Thursday, July 31, 2008
The Good Brother
I don't know what's up lately with Chris Offutt, but for much of today I was thinking of his 1997 novel The Good Brother. The novel has two parts. There's a murder, there's some hiding out, first in Kentucky, the second up around Deep Creek, Montana. It's a very 1990s novel, not the grunge and the boom part, but the part I remember more clearly, the AM radio part, with survivalists, militiamen paranoia, government-hate rising to the level of domestic terrorism, and that decade's great waves of disenfranchisement.
He had a great sci-fi short story in the McSweeney's Mammoth Treasury of Thrilling Tales, and I know he's been teaching a bit. The internet machine tells me he's written a few episodes of the upcoming HBO series True Blood. I know he'd done some acting early in his life and recently in The Slaughter Rule, which is a very Missoula'd-up movie. But goll darn it, I want more novels and short stories from him.
He also gave me the best writing advice I've ever heard: "Be more vulnerable." I'm tryin', man. I'm tryin'.
What started me thinking about it was some idle reading of The Letters of J.R.R. Tolkien. I'm teaching a summer class for teens, which entails a lot of sitting around while they write (by write I mean check their facebook) in the Idyllwild Arts library. So I'll read anything at this point, and the Tolkien was at the top of the stack. In a letter to W.H. Auden, an early champion of the Lord of the Rings business, Tolkien confesses that he didn't write with any grand plan, except for a few details, that there would be a spider, that Frodo would have trouble getting rid of the ring, for example, but beyond that, the unfolding of the story was a surprise to him.
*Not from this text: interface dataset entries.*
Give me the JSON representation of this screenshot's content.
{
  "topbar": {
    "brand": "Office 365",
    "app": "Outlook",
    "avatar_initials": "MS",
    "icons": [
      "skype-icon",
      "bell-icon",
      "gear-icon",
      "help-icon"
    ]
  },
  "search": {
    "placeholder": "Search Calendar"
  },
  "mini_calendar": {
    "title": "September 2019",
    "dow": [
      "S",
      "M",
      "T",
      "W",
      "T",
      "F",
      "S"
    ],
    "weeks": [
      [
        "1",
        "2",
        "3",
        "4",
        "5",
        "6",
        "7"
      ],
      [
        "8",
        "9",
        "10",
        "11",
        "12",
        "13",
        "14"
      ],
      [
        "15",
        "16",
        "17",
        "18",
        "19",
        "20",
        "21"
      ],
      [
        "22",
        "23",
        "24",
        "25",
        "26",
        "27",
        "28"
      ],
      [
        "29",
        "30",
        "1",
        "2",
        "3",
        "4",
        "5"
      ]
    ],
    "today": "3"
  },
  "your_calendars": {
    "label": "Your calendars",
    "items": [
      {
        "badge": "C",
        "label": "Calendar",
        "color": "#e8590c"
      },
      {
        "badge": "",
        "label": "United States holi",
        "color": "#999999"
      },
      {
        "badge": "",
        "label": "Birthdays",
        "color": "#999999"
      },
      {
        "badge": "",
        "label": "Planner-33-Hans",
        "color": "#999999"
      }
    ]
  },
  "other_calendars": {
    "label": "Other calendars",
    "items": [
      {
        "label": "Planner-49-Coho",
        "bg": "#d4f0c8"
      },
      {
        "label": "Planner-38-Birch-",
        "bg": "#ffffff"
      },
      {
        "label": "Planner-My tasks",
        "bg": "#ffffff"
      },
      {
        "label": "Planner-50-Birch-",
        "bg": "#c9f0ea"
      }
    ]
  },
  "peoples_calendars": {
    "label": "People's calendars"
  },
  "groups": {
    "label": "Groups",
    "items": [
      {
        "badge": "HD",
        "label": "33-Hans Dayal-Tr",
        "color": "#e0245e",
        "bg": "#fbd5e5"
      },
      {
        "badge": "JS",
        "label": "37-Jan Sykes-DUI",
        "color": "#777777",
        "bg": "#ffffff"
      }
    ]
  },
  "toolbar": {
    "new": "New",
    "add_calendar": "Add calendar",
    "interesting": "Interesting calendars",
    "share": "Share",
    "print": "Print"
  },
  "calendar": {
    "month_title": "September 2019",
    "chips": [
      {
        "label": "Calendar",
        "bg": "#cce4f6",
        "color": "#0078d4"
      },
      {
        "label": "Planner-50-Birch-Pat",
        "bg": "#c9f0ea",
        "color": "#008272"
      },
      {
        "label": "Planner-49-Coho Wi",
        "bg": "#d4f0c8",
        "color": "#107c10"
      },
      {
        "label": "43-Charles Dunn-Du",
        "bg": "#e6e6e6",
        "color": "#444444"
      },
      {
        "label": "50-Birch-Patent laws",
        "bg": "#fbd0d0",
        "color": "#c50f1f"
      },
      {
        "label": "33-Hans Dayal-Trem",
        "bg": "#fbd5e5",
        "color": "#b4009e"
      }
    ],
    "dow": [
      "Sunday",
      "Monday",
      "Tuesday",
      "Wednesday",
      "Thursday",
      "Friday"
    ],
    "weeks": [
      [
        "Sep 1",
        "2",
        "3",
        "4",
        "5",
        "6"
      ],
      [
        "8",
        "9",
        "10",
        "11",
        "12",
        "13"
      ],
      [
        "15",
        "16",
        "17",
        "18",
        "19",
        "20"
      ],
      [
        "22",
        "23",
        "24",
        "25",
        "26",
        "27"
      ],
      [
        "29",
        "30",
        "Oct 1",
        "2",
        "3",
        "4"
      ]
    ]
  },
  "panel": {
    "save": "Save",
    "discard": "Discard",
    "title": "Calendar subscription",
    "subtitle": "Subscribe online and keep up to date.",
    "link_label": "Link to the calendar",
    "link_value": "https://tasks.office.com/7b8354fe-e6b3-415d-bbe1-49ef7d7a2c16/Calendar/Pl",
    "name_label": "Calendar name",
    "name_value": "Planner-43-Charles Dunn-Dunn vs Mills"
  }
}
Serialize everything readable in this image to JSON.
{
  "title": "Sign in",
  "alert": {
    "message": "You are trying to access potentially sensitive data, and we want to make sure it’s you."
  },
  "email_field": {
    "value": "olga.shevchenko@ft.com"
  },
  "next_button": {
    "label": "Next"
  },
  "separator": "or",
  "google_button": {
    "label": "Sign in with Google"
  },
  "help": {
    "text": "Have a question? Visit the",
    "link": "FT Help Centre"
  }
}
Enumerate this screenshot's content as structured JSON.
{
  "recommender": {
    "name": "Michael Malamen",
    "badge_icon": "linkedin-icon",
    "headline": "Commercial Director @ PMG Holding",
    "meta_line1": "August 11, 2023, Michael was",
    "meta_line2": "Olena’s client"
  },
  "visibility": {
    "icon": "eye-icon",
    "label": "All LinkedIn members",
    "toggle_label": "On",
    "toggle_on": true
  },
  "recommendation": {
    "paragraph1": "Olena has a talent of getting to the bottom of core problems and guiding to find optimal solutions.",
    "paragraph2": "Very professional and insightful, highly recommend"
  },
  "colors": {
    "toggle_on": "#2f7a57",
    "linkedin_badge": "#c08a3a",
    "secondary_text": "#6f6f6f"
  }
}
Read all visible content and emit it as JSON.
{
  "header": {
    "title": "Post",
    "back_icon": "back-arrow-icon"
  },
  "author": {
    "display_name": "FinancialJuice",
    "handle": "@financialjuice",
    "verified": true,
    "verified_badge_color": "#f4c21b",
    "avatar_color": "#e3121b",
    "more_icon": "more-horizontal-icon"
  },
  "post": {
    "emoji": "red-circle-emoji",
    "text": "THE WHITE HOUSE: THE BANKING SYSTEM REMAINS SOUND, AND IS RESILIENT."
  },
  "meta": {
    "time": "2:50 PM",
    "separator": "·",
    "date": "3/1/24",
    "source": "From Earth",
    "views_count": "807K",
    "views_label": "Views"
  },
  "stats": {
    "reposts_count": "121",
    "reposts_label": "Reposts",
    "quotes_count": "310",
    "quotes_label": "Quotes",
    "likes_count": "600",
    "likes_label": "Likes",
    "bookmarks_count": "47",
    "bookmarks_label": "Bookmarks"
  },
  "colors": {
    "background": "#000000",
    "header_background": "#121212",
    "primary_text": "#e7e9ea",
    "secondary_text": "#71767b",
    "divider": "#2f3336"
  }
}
Guy walks into the woods, events ensue. It sounds so simple, doesn't it?